The Lansdowne Conference Resort in Leesburg, VA, just instituted a $3 per day charge that also covers gratuities. Amenities such as parking and health club, are free. For the past three years, Westin Resorts have charged a daily fee that includes services such as the health club and local calls, but gratuities are left to the guests' discretion.
Are the package fees a trend? Perhaps so. Properties such as the Copper Mountain Resort in Colorado and Opryland Hotel Convention Center in Nashville, TN are currently reviewing the idea. Others are bucking the trend. The Ojai Valley Inn is building a spa, but "we aren't going to tack on a $5 admission," says Michael Ellingson, director of sales and marketing. "We didn't want to get into nickel and dime comments." Nor is the property going to institute a daily charge.
"We pride ourselves in not having any hidden service costs," asserts Alvin Bettcher, director of sales and marketing, Crowne Plaza Resort Hilton Head Island (SC). Housekeeping, the health club, and parking, are free, although guests pay for tennis and golf, as is standard. Gratuities are left up to the guest, and that's the way it's going to stay, says Bettcher.
Kids Games--You Can Afford Action learning trainers and Outward Bound courses are usually too pricey for an association meeting's budget, but you can incorporate teambuilding principles into more economical events, taking advantage of resorts' outdoor venues. Just think back to your childhood.
Remember hippity-hops--those large rubber balls, sort of like sturdy beach balls, that you straddled as a kid? Hippity-hop contests are one activity featured in beach olympics, a popular association teambuilder, says Alvin Bettcher, director of sales and marketing, Crowne Plaza Resort Hilton Head Island (SC).

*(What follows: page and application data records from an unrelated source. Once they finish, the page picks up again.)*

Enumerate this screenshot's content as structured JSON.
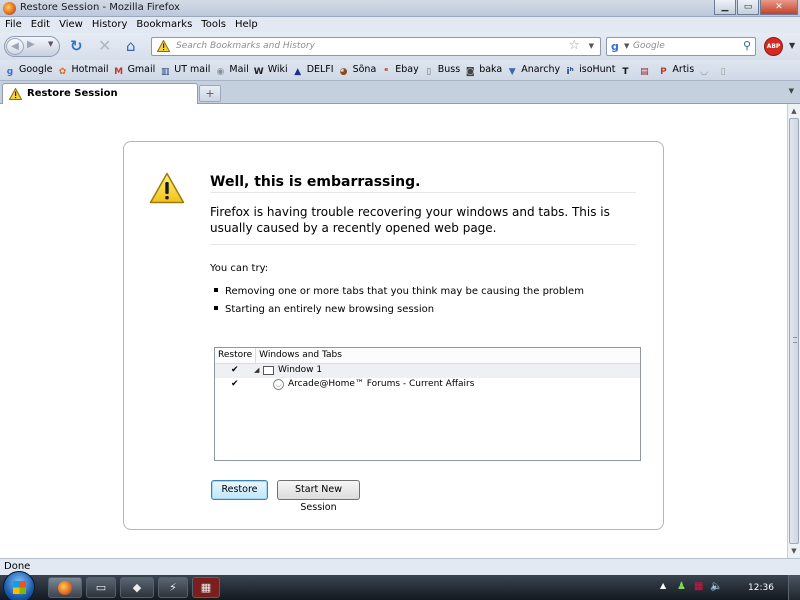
{
  "window": {
    "title": "Restore Session - Mozilla Firefox"
  },
  "menu": [
    "File",
    "Edit",
    "View",
    "History",
    "Bookmarks",
    "Tools",
    "Help"
  ],
  "urlbar": {
    "placeholder": "Search Bookmarks and History"
  },
  "searchbar": {
    "placeholder": "Google"
  },
  "bookmarks": [
    {
      "label": "Google",
      "icon": "g-icon",
      "glyph": "g",
      "color": "#3b6fd4"
    },
    {
      "label": "Hotmail",
      "icon": "butterfly-icon",
      "glyph": "✿",
      "color": "#e06a1a"
    },
    {
      "label": "Gmail",
      "icon": "gmail-icon",
      "glyph": "M",
      "color": "#c23a2b"
    },
    {
      "label": "UT mail",
      "icon": "building-icon",
      "glyph": "▥",
      "color": "#1d3f7a"
    },
    {
      "label": "Mail",
      "icon": "globe-icon",
      "glyph": "◉",
      "color": "#8a8f96"
    },
    {
      "label": "Wiki",
      "icon": "wikipedia-icon",
      "glyph": "W",
      "color": "#222"
    },
    {
      "label": "DELFI",
      "icon": "delfi-icon",
      "glyph": "▲",
      "color": "#1d2f8a"
    },
    {
      "label": "Sõna",
      "icon": "sona-icon",
      "glyph": "◕",
      "color": "#8a4a1a"
    },
    {
      "label": "Ebay",
      "icon": "ebay-icon",
      "glyph": "ᵉ",
      "color": "#d12b22"
    },
    {
      "label": "Buss",
      "icon": "page-icon",
      "glyph": "▯",
      "color": "#777"
    },
    {
      "label": "baka",
      "icon": "baka-icon",
      "glyph": "◙",
      "color": "#444"
    },
    {
      "label": "Anarchy",
      "icon": "anarchy-icon",
      "glyph": "▼",
      "color": "#3a6aa8"
    },
    {
      "label": "isoHunt",
      "icon": "isohunt-icon",
      "glyph": "iʰ",
      "color": "#1d3f7a"
    },
    {
      "label": "",
      "icon": "t-icon",
      "glyph": "T",
      "color": "#111"
    },
    {
      "label": "",
      "icon": "tabs-icon",
      "glyph": "▤",
      "color": "#aa2222"
    },
    {
      "label": "Artis",
      "icon": "p-icon",
      "glyph": "P",
      "color": "#c23a2b"
    },
    {
      "label": "",
      "icon": "feed-icon",
      "glyph": "◡",
      "color": "#888"
    },
    {
      "label": "",
      "icon": "page-icon",
      "glyph": "▯",
      "color": "#999"
    }
  ],
  "tab": {
    "label": "Restore Session",
    "new_tab": "+"
  },
  "dialog": {
    "heading": "Well, this is embarrassing.",
    "intro": "Firefox is having trouble recovering your windows and tabs. This is usually caused by a recently opened web page.",
    "try_label": "You can try:",
    "suggestions": [
      "Removing one or more tabs that you think may be causing the problem",
      "Starting an entirely new browsing session"
    ],
    "tree": {
      "col_restore": "Restore",
      "col_windows": "Windows and Tabs",
      "window_label": "Window 1",
      "tab_label": "Arcade@Home™ Forums - Current Affairs",
      "check": "✔"
    },
    "restore_button": "Restore",
    "new_session_button": "Start New Session"
  },
  "status": {
    "text": "Done"
  },
  "taskbar": {
    "clock": "12:36"
  }
}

"It's absolutely hilarious," says Bettcher. "You think you're in shape until you try to do this and your legs about kill you. People slip right over. It brings the whole group together."
Wacky Olympics, where you play volleyball with water balloons, raft-building contests, scavenger hunts, fun runs, and war games are other association team event favorites.

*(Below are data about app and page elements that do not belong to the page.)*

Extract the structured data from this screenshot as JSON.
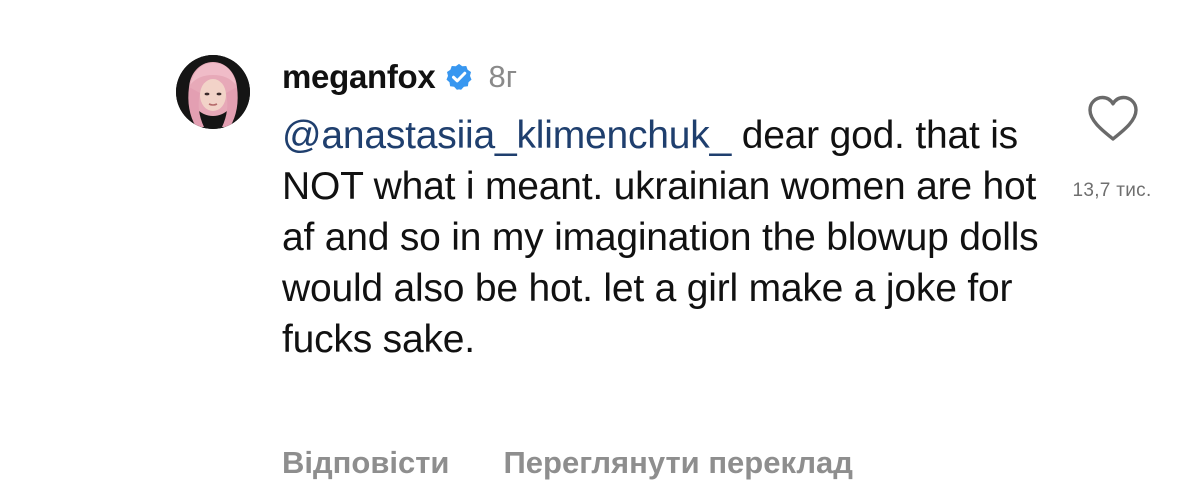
{
  "comment": {
    "username": "meganfox",
    "verified_icon": "verified-badge-icon",
    "timestamp": "8г",
    "mention": "@anastasiia_klimenchuk_",
    "text": " dear god. that is NOT what i meant. ukrainian women are hot af and so in my imagination the blowup dolls would also be hot. let a girl make a joke for fucks sake.",
    "like_icon": "heart-outline-icon",
    "like_count": "13,7 тис.",
    "actions": {
      "reply_label": "Відповісти",
      "translate_label": "Переглянути переклад"
    }
  },
  "colors": {
    "mention": "#1f3f6e",
    "verified": "#3897f0",
    "muted": "#8e8e8e"
  }
}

Some associations select a particular game, such as softball, and then make it a tradition. The Independent Lubricant Manufacturers Association, for example, plays croquet at every annual meeting to build camaraderie, says Christopher Pipes, CHSP, director of association sales at The Broadmoor in Colorado Springs. The group will be meeting at The Broadmoor in October. "While we're not in the croquet business, we agreed to build two croquet fields because it's so important to them," Pipes says.
Ice-breakers needn't break your budget either. For one inexpensive mingler, "we give everyone a piece of a puzzle, and they put it together in the center of the room," says Diane Yost, director of marketing, Four Seasons Resort Palm Beach (FL)." It gives everyone an opportunity to get to know one another."
More and more associations are encouraging attendees to bring their families, say resort staffers. To accommodate that trend, resorts are offering programs for families to do together.
"We've incorporated kids into raft buildings and beach olympics," says Yost. During Family Feud, a version of beach Olympics, children play opposite adults in games that kids have a chance to win. In the kitchen, while their parents are meeting, kids don chef hats, prepare dessert and serve it to their parents. They also whip up a gourmet meal called Dirt--Oreo cookies, chocolate pudding, and gummy worms. "It's really awful," laughs Yost, "but kids thinks it's cute."